In landscape photography, timing is often essential. Here’s how my timing at Decision Point turned out. Mid-morning of the day of my evening visit there, I started from Wapi Park in Idaho, about 500 miles away, including some pretty rough roads – just driving the 70-mile Arco Minidoka Road can take all day. Upon exiting the I-15 at Great Falls, although the car’s dashboard showed I would reach Loma with about 50 miles of gas left, I decided to spend maybe 10 minutes for a gas stop. It turned out I arrived about 10 minutes late at the top of the bluff for the “late afternoon” light. On that day, the sunset was at 6:11 PM, and I had gotten there at 5:35 PM. However, as often is the case, a hill was blocking the light, throwing large parts of the scene in the shade. In doubt, it is preferable to plan to photograph with the sun not too low on the horizon. When shooting towards the east, the light of sunset is generally reliable: the excessive contrast is gone, and a band of color in the sky enlivens the horizon, however the lack of directionality makes it a bit flat. Past sunset time, the directionality comes back in delightfully soft light, but the color of the sky is gone. The main view (another is above) is towards the north-east. Because of that, I had come at sunset when it would be mostly front-lit. At sunrise, it is slightly backlit. I returned the next day in the early morning because you never know. The backlight made the sky is a bit bright, but the light on the land and trees was beautiful.

Wood Bottom

Just north of the Loma Bridge over the Missouri River, a 0.7-mile road leads to the Wood Bottom Developed Public Access Site (river mile 20.3). It is the first developed campground and boat launch after leaving Fort Benton. The float to or from there is often arranged as a day excursion. Both roads are surfaced with gravel, making them accessible in all weather. After photographing at Decision Point until dark, I initially tried to get to the Wood Bottom campground using Google Maps, but this didn’t work as the app pointed to a road at the top of the bluffs, leaving me quite perplexed as despite “you have arrived”, I struggled to make out anything in the dark. I located the correct road using a detailed BLM map.

The site is located at the base of tall bluffs that catch the first light of sunrise. It offered nice river-level views, but in the immediate vicinity of the campground, I struggled to find spots where a footpath along the edge of shore wasn’t too visible. As the light was progressing, I tried to hide it behind grasses, then excluded it from the composition, but eventually by walking a distance, I was able to find a more pristine spot that allowed me to include more of the shoreline.

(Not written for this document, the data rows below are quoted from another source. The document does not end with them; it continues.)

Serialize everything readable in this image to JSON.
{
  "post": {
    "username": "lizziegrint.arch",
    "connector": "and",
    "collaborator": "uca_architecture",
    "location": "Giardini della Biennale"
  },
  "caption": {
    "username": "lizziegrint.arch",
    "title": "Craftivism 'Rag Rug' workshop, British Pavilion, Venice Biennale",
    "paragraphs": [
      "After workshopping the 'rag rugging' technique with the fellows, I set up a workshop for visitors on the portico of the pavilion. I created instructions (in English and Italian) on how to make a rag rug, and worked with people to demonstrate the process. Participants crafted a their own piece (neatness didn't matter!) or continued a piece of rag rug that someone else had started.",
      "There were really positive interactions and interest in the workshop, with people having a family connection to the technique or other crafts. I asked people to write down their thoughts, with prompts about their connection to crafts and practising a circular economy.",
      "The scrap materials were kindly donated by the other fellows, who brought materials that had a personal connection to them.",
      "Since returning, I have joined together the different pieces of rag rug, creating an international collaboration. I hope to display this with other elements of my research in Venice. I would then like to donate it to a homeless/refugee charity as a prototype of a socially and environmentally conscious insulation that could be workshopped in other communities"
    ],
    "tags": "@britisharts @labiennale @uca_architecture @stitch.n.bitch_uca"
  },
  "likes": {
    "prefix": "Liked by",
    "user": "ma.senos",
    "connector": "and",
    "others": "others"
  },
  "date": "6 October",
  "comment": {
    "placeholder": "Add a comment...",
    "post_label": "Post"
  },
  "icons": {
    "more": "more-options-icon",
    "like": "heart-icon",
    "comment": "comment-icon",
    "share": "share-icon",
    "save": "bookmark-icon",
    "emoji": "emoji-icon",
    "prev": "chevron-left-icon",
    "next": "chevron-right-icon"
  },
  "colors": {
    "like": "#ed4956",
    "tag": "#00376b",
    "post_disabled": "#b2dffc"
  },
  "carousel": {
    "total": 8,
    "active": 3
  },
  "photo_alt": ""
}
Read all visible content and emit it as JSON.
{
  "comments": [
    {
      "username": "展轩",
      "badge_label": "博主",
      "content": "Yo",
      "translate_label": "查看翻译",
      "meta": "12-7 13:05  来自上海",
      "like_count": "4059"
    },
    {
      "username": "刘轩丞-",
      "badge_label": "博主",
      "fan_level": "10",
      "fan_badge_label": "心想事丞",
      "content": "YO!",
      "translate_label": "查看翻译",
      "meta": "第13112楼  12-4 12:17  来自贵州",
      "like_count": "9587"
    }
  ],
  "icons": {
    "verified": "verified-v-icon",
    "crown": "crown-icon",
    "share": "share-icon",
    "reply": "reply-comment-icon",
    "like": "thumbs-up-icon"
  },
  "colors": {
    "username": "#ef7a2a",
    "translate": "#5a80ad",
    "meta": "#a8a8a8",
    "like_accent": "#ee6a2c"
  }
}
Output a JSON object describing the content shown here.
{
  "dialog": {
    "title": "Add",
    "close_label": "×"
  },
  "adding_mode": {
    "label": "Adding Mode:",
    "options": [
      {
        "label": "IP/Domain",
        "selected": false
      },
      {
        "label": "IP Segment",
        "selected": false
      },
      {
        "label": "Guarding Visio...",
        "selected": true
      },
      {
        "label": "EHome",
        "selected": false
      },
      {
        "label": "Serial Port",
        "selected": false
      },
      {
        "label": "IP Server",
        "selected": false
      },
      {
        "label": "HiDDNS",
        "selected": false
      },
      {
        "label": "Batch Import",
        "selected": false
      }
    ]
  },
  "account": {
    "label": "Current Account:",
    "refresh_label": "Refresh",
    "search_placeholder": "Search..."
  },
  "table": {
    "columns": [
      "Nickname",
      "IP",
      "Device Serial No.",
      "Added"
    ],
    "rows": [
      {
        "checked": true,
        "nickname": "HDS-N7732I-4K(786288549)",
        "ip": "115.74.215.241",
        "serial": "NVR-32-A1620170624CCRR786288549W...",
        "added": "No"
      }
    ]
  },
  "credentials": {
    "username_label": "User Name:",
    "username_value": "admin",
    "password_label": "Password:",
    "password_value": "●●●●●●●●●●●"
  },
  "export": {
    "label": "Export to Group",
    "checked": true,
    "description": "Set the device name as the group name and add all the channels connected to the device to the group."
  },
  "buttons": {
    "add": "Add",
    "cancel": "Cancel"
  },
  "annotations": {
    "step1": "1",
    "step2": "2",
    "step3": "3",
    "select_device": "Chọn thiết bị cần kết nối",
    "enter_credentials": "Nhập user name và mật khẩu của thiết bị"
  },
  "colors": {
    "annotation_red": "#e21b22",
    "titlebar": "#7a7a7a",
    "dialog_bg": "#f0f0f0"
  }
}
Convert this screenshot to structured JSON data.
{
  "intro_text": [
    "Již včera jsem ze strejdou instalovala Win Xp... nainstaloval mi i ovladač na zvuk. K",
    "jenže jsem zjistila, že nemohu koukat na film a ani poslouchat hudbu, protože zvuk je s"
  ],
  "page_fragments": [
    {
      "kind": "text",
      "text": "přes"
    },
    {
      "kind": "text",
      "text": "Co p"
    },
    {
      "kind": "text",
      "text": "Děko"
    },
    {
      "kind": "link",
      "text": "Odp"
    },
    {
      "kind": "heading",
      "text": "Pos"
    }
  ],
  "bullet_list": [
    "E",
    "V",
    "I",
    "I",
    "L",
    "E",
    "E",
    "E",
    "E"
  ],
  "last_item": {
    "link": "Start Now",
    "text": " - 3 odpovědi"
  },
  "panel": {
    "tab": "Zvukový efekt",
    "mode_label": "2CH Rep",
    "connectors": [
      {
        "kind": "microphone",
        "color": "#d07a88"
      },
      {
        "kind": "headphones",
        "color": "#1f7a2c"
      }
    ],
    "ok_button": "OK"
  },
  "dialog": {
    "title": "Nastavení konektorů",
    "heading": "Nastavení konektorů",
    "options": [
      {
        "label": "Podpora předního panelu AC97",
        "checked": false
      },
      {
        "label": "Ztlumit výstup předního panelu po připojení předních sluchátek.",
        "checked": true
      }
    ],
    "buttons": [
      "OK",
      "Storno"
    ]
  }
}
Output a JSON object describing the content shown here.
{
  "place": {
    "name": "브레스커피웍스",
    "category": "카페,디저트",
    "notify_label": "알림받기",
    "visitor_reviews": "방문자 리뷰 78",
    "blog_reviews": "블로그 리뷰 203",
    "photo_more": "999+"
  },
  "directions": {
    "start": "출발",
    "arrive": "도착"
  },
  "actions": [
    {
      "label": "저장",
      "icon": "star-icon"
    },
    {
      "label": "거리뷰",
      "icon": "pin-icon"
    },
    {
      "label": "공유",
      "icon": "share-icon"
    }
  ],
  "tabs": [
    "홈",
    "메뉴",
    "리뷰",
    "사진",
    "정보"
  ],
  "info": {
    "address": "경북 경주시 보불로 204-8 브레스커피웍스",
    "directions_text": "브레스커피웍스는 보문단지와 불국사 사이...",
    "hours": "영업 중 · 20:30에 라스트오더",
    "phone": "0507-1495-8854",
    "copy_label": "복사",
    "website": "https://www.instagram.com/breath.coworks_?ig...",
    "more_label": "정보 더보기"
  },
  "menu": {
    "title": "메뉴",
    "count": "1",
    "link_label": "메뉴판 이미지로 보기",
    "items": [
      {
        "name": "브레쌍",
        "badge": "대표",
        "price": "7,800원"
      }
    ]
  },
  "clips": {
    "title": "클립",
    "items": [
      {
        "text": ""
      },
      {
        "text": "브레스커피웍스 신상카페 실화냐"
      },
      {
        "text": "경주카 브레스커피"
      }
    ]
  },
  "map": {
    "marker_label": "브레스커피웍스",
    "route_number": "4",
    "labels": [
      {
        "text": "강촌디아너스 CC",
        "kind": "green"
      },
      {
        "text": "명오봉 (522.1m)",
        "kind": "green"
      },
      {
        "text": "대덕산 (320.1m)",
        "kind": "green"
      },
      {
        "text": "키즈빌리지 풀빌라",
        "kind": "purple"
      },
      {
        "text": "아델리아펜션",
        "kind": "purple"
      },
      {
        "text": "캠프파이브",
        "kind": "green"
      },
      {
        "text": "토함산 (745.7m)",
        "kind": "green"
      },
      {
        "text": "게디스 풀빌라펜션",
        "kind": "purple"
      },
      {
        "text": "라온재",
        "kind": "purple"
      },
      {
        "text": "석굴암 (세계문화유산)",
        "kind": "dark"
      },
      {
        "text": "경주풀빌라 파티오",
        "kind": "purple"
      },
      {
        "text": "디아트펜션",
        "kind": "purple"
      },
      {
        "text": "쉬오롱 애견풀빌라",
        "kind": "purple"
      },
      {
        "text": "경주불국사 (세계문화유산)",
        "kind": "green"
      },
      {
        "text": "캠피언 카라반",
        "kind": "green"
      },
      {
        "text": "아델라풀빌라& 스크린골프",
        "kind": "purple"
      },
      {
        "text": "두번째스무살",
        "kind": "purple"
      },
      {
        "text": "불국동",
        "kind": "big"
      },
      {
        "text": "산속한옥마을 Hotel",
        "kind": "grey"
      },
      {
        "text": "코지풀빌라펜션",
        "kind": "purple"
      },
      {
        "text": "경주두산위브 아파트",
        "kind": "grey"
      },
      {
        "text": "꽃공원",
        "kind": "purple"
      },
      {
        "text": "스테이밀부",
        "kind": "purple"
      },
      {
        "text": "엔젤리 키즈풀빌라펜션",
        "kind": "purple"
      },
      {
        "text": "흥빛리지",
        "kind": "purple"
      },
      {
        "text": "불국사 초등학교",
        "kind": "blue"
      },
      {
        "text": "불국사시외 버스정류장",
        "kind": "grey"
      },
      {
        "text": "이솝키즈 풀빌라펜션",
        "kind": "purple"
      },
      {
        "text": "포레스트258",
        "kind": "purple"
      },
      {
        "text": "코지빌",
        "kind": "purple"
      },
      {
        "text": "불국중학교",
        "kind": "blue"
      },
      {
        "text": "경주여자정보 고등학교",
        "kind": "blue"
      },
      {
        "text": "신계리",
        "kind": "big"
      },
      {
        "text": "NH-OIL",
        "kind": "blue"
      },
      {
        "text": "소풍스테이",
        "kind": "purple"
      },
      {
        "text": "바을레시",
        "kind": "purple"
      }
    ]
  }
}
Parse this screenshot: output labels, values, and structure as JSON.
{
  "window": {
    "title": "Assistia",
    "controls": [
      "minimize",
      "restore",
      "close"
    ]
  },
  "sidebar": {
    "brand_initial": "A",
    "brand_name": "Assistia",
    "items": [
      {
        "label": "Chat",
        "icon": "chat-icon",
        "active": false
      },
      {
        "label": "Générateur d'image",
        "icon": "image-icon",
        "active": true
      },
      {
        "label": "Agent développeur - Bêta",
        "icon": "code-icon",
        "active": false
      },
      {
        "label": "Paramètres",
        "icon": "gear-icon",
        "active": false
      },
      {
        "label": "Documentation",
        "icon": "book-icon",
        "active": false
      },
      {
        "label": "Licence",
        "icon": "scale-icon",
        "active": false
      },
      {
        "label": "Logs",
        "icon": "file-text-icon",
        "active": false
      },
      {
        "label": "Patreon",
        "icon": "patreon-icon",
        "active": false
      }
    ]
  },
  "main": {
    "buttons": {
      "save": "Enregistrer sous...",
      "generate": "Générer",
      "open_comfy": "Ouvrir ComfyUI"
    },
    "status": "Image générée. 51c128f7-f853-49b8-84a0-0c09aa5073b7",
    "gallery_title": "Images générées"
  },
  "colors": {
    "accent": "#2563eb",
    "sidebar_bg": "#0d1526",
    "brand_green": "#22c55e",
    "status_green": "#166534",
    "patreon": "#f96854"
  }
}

More images of Upper Missouri River Breaks National Monument Part 1 of 3: 1 | 2 | 3


  1. Chris Porter says:

    Cool … this place was not on my radar screen but I’ll have to put it on the itinerary if and when I next get to Montana …

  2. QT Luong says:

    The landscape of prairies, bluffs, sheer cliffs and badlands surrounding the river are quite unique. A few years back, I heard about them from Dayton Duncan – the writer of a film/book about Lewis and Clark. The Zinke review had the benefit of pushing me to explore them.

Leave a Comment